§ **EXERCISE**: A faithful copy of the data below is required, leaving out every picture.

*** RECORDS FOR THIS EXERCISE ***

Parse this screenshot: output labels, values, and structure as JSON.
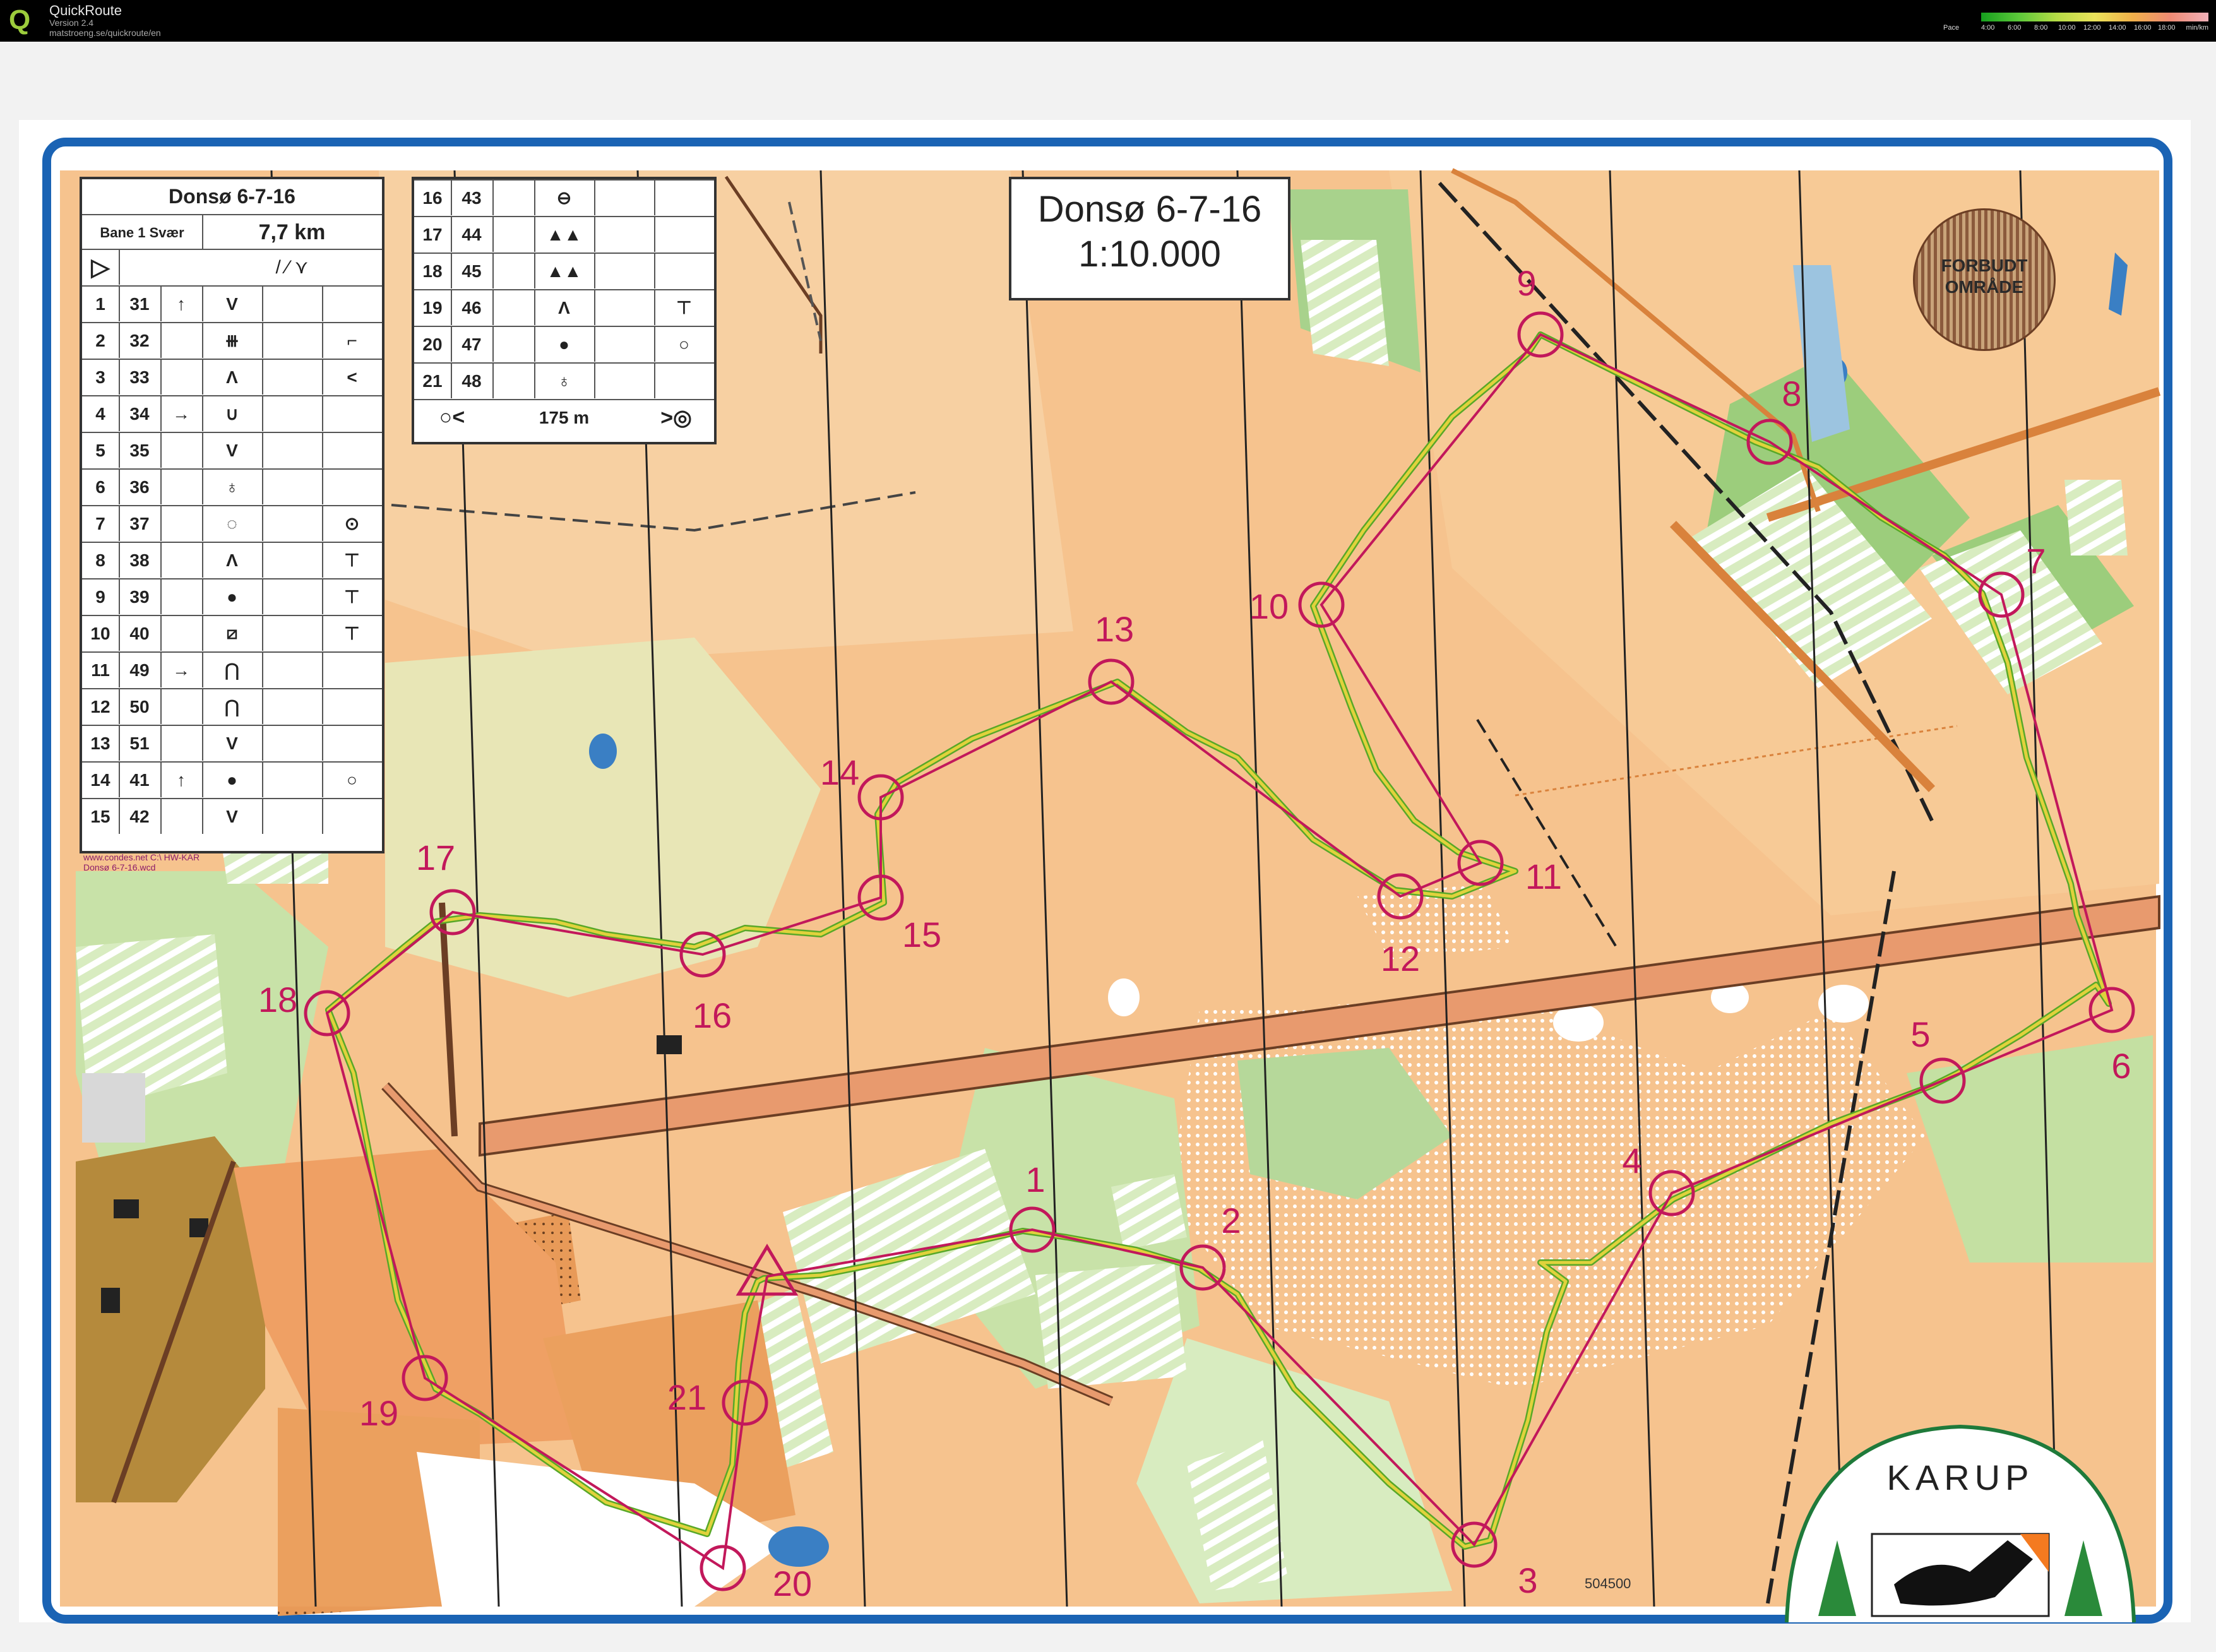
{
  "app": {
    "title": "QuickRoute",
    "version": "Version 2.4",
    "url": "matstroeng.se/quickroute/en",
    "logo": "Q"
  },
  "pace_legend": {
    "label": "Pace",
    "ticks": [
      "4:00",
      "6:00",
      "8:00",
      "10:00",
      "12:00",
      "14:00",
      "16:00",
      "18:00"
    ],
    "unit": "min/km"
  },
  "map": {
    "title_line1": "Donsø 6-7-16",
    "title_line2": "1:10.000",
    "forbidden_line1": "FORBUDT",
    "forbidden_line2": "OMRÅDE",
    "credit_line1": "www.condes.net C:\\ HW-KAR",
    "credit_line2": "Donsø 6-7-16.wcd",
    "map_number": "504500",
    "club_logo_text": "KARUP",
    "controls": [
      "1",
      "2",
      "3",
      "4",
      "5",
      "6",
      "7",
      "8",
      "9",
      "10",
      "11",
      "12",
      "13",
      "14",
      "15",
      "16",
      "17",
      "18",
      "19",
      "20",
      "21"
    ]
  },
  "description_sheet": {
    "event_title": "Donsø 6-7-16",
    "course_name": "Bane 1 Svær",
    "course_length": "7,7 km",
    "start_symbol": "▷",
    "rows": [
      {
        "num": "1",
        "code": "31",
        "dir": "↑",
        "feature": "V",
        "extra": ""
      },
      {
        "num": "2",
        "code": "32",
        "dir": "",
        "feature": "⧻",
        "extra": "⌐"
      },
      {
        "num": "3",
        "code": "33",
        "dir": "",
        "feature": "Λ",
        "extra": "<"
      },
      {
        "num": "4",
        "code": "34",
        "dir": "→",
        "feature": "∪",
        "extra": ""
      },
      {
        "num": "5",
        "code": "35",
        "dir": "",
        "feature": "V",
        "extra": ""
      },
      {
        "num": "6",
        "code": "36",
        "dir": "",
        "feature": "♁",
        "extra": ""
      },
      {
        "num": "7",
        "code": "37",
        "dir": "",
        "feature": "◌",
        "extra": "⊙"
      },
      {
        "num": "8",
        "code": "38",
        "dir": "",
        "feature": "Λ",
        "extra": "⊤"
      },
      {
        "num": "9",
        "code": "39",
        "dir": "",
        "feature": "●",
        "extra": "⊤"
      },
      {
        "num": "10",
        "code": "40",
        "dir": "",
        "feature": "⧄",
        "extra": "⊤"
      },
      {
        "num": "11",
        "code": "49",
        "dir": "→",
        "feature": "⋂",
        "extra": ""
      },
      {
        "num": "12",
        "code": "50",
        "dir": "",
        "feature": "⋂",
        "extra": ""
      },
      {
        "num": "13",
        "code": "51",
        "dir": "",
        "feature": "V",
        "extra": ""
      },
      {
        "num": "14",
        "code": "41",
        "dir": "↑",
        "feature": "●",
        "extra": "○"
      },
      {
        "num": "15",
        "code": "42",
        "dir": "",
        "feature": "V",
        "extra": ""
      }
    ],
    "rows2": [
      {
        "num": "16",
        "code": "43",
        "dir": "",
        "feature": "⊖",
        "extra": ""
      },
      {
        "num": "17",
        "code": "44",
        "dir": "",
        "feature": "▲▲",
        "extra": ""
      },
      {
        "num": "18",
        "code": "45",
        "dir": "",
        "feature": "▲▲",
        "extra": ""
      },
      {
        "num": "19",
        "code": "46",
        "dir": "",
        "feature": "Λ",
        "extra": "⊤"
      },
      {
        "num": "20",
        "code": "47",
        "dir": "",
        "feature": "●",
        "extra": "○"
      },
      {
        "num": "21",
        "code": "48",
        "dir": "",
        "feature": "♁",
        "extra": ""
      }
    ],
    "finish_distance": "175 m",
    "finish_left": "○<",
    "finish_right": ">◎"
  },
  "colors": {
    "map_open": "#f6c38e",
    "map_light": "#f7d5ad",
    "forest_green": "#a8d28c",
    "light_green": "#d8ecc0",
    "control_magenta": "#c2185b",
    "track_yellow": "#e0d23c",
    "track_green": "#58a828",
    "border_blue": "#1a63b4"
  }
}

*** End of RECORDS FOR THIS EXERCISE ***

§ **YOUR SOLUTION**:
Parse this screenshot: output labels, values, and structure as JSON.
{
  "app": {
    "title": "QuickRoute",
    "version": "Version 2.4",
    "url": "matstroeng.se/quickroute/en",
    "logo": "Q"
  },
  "pace_legend": {
    "label": "Pace",
    "ticks": [
      "4:00",
      "6:00",
      "8:00",
      "10:00",
      "12:00",
      "14:00",
      "16:00",
      "18:00"
    ],
    "unit": "min/km"
  },
  "map": {
    "title_line1": "Donsø 6-7-16",
    "title_line2": "1:10.000",
    "forbidden_line1": "FORBUDT",
    "forbidden_line2": "OMRÅDE",
    "credit_line1": "www.condes.net C:\\ HW-KAR",
    "credit_line2": "Donsø 6-7-16.wcd",
    "map_number": "504500",
    "club_logo_text": "KARUP",
    "controls": [
      "1",
      "2",
      "3",
      "4",
      "5",
      "6",
      "7",
      "8",
      "9",
      "10",
      "11",
      "12",
      "13",
      "14",
      "15",
      "16",
      "17",
      "18",
      "19",
      "20",
      "21"
    ]
  },
  "description_sheet": {
    "event_title": "Donsø 6-7-16",
    "course_name": "Bane 1 Svær",
    "course_length": "7,7 km",
    "start_symbol": "▷",
    "rows": [
      {
        "num": "1",
        "code": "31",
        "dir": "↑",
        "feature": "V",
        "extra": ""
      },
      {
        "num": "2",
        "code": "32",
        "dir": "",
        "feature": "⧻",
        "extra": "⌐"
      },
      {
        "num": "3",
        "code": "33",
        "dir": "",
        "feature": "Λ",
        "extra": "<"
      },
      {
        "num": "4",
        "code": "34",
        "dir": "→",
        "feature": "∪",
        "extra": ""
      },
      {
        "num": "5",
        "code": "35",
        "dir": "",
        "feature": "V",
        "extra": ""
      },
      {
        "num": "6",
        "code": "36",
        "dir": "",
        "feature": "♁",
        "extra": ""
      },
      {
        "num": "7",
        "code": "37",
        "dir": "",
        "feature": "◌",
        "extra": "⊙"
      },
      {
        "num": "8",
        "code": "38",
        "dir": "",
        "feature": "Λ",
        "extra": "⊤"
      },
      {
        "num": "9",
        "code": "39",
        "dir": "",
        "feature": "●",
        "extra": "⊤"
      },
      {
        "num": "10",
        "code": "40",
        "dir": "",
        "feature": "⧄",
        "extra": "⊤"
      },
      {
        "num": "11",
        "code": "49",
        "dir": "→",
        "feature": "⋂",
        "extra": ""
      },
      {
        "num": "12",
        "code": "50",
        "dir": "",
        "feature": "⋂",
        "extra": ""
      },
      {
        "num": "13",
        "code": "51",
        "dir": "",
        "feature": "V",
        "extra": ""
      },
      {
        "num": "14",
        "code": "41",
        "dir": "↑",
        "feature": "●",
        "extra": "○"
      },
      {
        "num": "15",
        "code": "42",
        "dir": "",
        "feature": "V",
        "extra": ""
      }
    ],
    "rows2": [
      {
        "num": "16",
        "code": "43",
        "dir": "",
        "feature": "⊖",
        "extra": ""
      },
      {
        "num": "17",
        "code": "44",
        "dir": "",
        "feature": "▲▲",
        "extra": ""
      },
      {
        "num": "18",
        "code": "45",
        "dir": "",
        "feature": "▲▲",
        "extra": ""
      },
      {
        "num": "19",
        "code": "46",
        "dir": "",
        "feature": "Λ",
        "extra": "⊤"
      },
      {
        "num": "20",
        "code": "47",
        "dir": "",
        "feature": "●",
        "extra": "○"
      },
      {
        "num": "21",
        "code": "48",
        "dir": "",
        "feature": "♁",
        "extra": ""
      }
    ],
    "finish_distance": "175 m",
    "finish_left": "○<",
    "finish_right": ">◎"
  },
  "colors": {
    "map_open": "#f6c38e",
    "map_light": "#f7d5ad",
    "forest_green": "#a8d28c",
    "light_green": "#d8ecc0",
    "control_magenta": "#c2185b",
    "track_yellow": "#e0d23c",
    "track_green": "#58a828",
    "border_blue": "#1a63b4"
  }
}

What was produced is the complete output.